Be Thankful For What You Got or How Not To Fly Too Close To The Sun – Milli Vanilli – Girl You Know It’s True
Hello and welcome Public Recordeers. Another Thanksgiving is upon us. A great time to step back and take stock of what we actually have and what it is all actually worth. It is also a great time to remember that it isn’t the actual having that brings the joy but it is the how you have what you have that brings the joy. No better album in our stash encapsulates that philosophy better than the one we’ve selected for our album of the week. For Thanksgiving 2019, The Public Records has decided to choose Milli Vanilli‘s – Girl You Know It’s True (Arista, 1988) as the tale we wish to tell to convey this message.

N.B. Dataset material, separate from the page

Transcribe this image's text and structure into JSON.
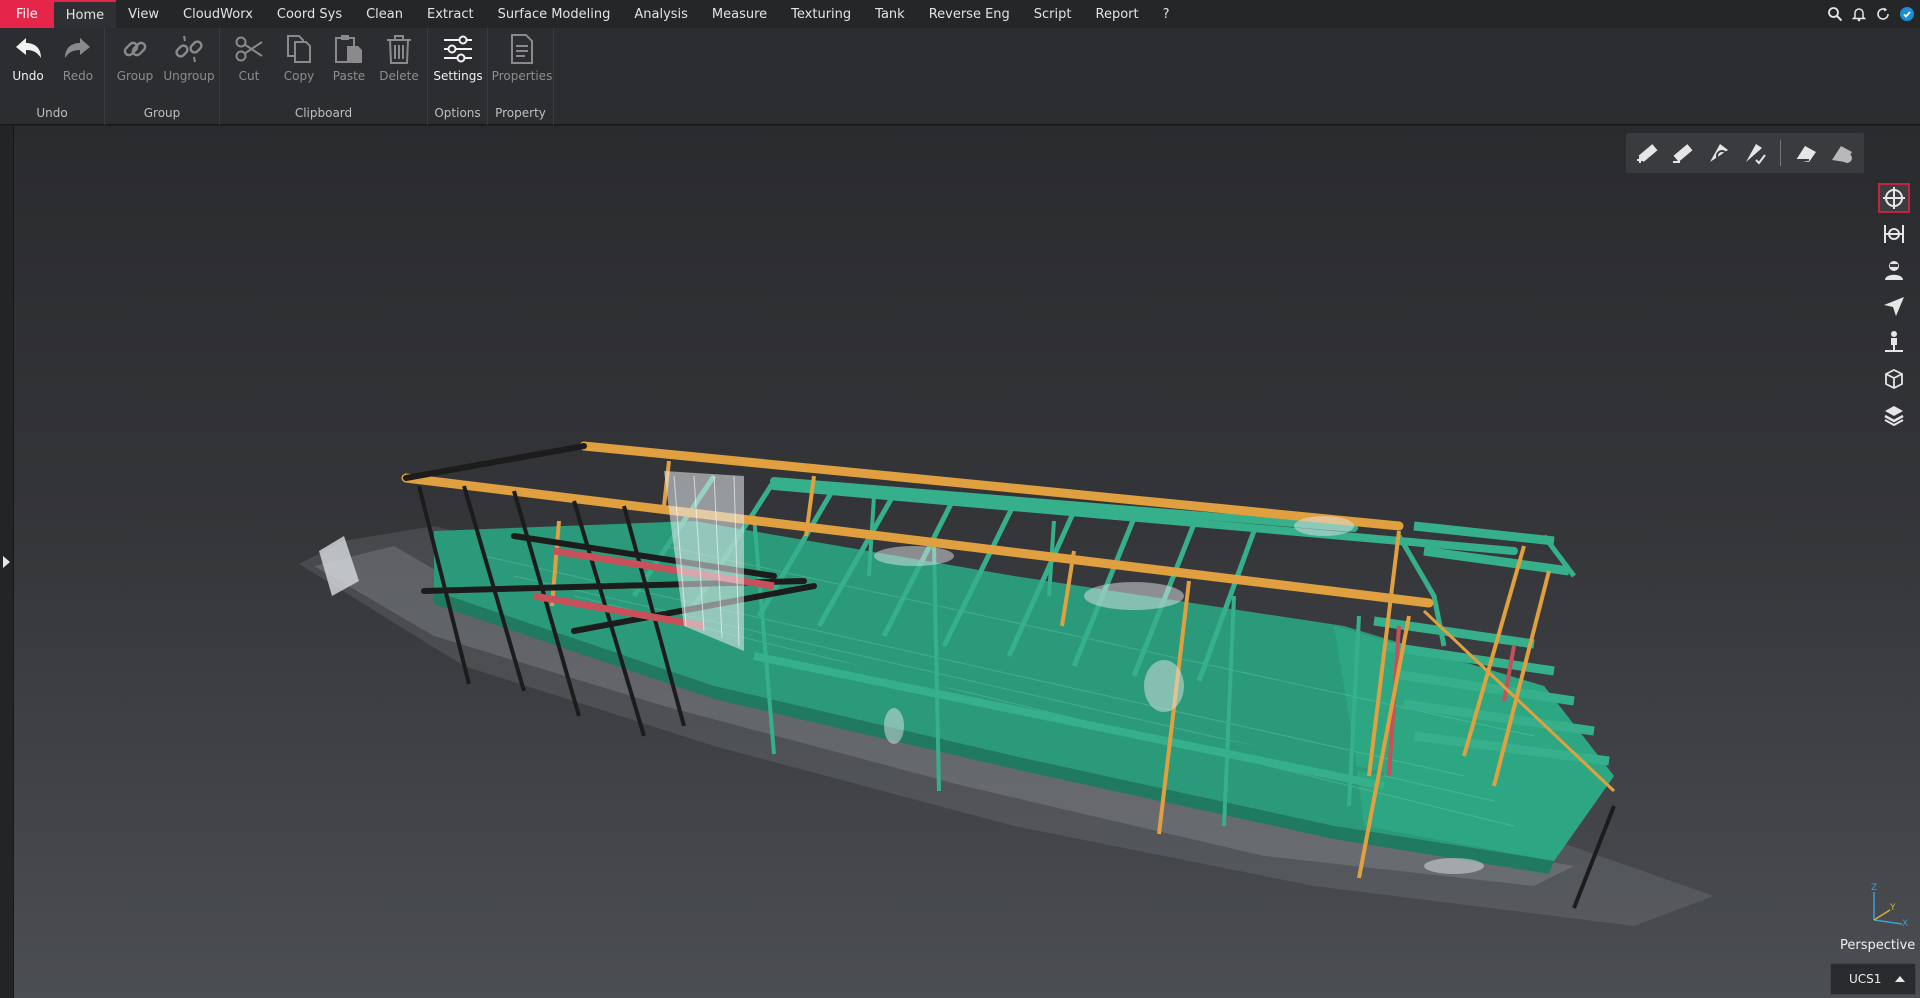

To be an artist, one must has to have a bit of an ego. To be a performer, that ego must be even bigger. But to wish for fame and fortune…that is another beast. All celebrities have skeletons in their closets and dirty stories hidden away, but only the unfortunate few ever get these exposed to the general public. Rob Pilatus and Fabrice Morvan were members of the latter.
Fabrice Morvan hailed from Paris, France while Rob Pilatus was a Munich, Germany boy. However, it was at a dance seminar in Los Angeles, California in 1988 they met. Being both black Europeans in America gave them much to bond over quickly. Alien culture abroad and yet not exactly fitting in at home, either, the two became fast friends.
They decided to meet in Munich to pursue musical careers. Finding no success as back up singers, they decided to form a duo. The called themselves Milli Vanilli and recorded an album on a small German label with limited distribution. Like most musicians they were broke and struggling and like most musicians they wanted success, but not just success – Morvan and Pilatus wanted fame. Being very young, they were very hung up on the fame part.
Enter Frank Farian, music producer. He heard about the Milli Vanilli and invited them to his studio to hear them. After listening to their version of Girl You Know It’s True, he was not very impressed with their vocals, but he was with their image; so he sent them on the road immediately with studio musician recorded versions of the songs that they would dance to and lip synch. The crowds ate them up. Then Farian wrote another batch of songs and Milli Vanilli‘s first album All Or Nothing was released to rave reviews.
Enamored with their new found fame and the money that came with it, Fabrice and Rob kept kicking their concerns down the road. Then they crossed the pond and in America All Or Nothing was renamed Girl You Know It’s True and took over everything in 1989. The album had five singles that made it to the Billboard Hot 100 and three of those five made it to #1, spent six weeks on the Billboard Top 200 certifying as a 6 time platinum album, spent another 72 weeks on the charts, certified diamond in Canada, and earned the pair a Grammy for Best New Artist.
As their desire for fame came true, the trials and tribulations of celebrity tagged along. During an interview for MTV, it was noticed that their abilities in the language they were singing in (English) was much better than their proficiency in just speaking it. During a live performance in the summer of 1989, the tape machine jammed and caused a panic on stage even though the audience wasn’t bothered. However, it was the arrogance of unearned fame that brought them down. The American release of their album didn’t credit the studio singers who actually provided the vocals for the album. Needless to say they weren’t to happy, so Charles Shaw who was one vocalists, let the world know. The claim was later retracted after a $150,000.00 payout made by Frank Farian, but it was too late.
Milli Vanilli‘s franchise came crashing down. They were forced to return their Grammy, hit with a class action lawsuit of up to 10 million folks demanding refunds for concert tickets and album purchases, and sued by David Clayton-Thomas for using the melody of his 1968 tune Spinning Wheel for the group Blood, Sweat & Tears.
The group, although they tried, was never able to recover and during a late 90s recording to restore what little cred they had retained, Rob Pilatus was found dead of an alcohol and prescription drug overdose.
On that happy note – remember that nothing good ever comes easy and as our Amish neighbors say “Unne druwwel hut mer nix.” Enjoy your Thanksgiving and reflect on what you have, not on what you could have.
Be sure to enjoy Milli Vanilli with a Milli Vanilli cocktail.